Problem. From the data below, copy each line that includes the word "label".

Material supplied.
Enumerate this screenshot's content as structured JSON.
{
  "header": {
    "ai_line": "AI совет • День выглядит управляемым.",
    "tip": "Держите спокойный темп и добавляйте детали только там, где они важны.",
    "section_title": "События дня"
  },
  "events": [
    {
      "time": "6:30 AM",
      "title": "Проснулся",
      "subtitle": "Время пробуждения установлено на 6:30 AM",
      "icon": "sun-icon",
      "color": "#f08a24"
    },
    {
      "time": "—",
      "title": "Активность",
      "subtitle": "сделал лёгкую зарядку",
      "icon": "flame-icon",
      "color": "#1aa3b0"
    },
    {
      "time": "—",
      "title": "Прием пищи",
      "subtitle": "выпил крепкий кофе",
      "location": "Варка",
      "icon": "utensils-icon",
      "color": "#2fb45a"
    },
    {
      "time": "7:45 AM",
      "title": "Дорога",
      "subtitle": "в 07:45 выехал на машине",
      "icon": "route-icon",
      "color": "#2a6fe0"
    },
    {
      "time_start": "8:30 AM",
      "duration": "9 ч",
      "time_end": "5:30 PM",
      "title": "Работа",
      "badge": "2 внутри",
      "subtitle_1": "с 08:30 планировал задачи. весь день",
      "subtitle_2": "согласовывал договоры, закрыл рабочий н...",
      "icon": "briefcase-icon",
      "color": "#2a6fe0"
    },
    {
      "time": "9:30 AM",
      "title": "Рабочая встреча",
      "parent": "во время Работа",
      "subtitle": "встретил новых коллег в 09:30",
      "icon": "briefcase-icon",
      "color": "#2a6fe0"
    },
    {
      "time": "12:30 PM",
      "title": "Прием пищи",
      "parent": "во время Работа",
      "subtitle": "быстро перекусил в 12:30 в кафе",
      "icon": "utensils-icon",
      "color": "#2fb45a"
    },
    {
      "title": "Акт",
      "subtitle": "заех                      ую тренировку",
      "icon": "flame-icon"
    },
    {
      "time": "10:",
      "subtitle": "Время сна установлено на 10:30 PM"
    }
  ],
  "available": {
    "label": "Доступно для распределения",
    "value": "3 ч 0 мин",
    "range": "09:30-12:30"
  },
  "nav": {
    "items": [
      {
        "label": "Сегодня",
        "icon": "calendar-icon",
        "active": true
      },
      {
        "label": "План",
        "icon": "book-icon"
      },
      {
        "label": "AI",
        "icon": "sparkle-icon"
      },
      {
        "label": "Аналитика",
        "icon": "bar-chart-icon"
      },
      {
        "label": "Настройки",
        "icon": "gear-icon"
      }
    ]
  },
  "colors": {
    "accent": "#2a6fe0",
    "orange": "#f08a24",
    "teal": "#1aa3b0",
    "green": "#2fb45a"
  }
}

Solution for this exercise.
    "label": "Доступно для распределения",
        "label": "Сегодня",
        "label": "План",
        "label": "AI",
        "label": "Аналитика",
        "label": "Настройки",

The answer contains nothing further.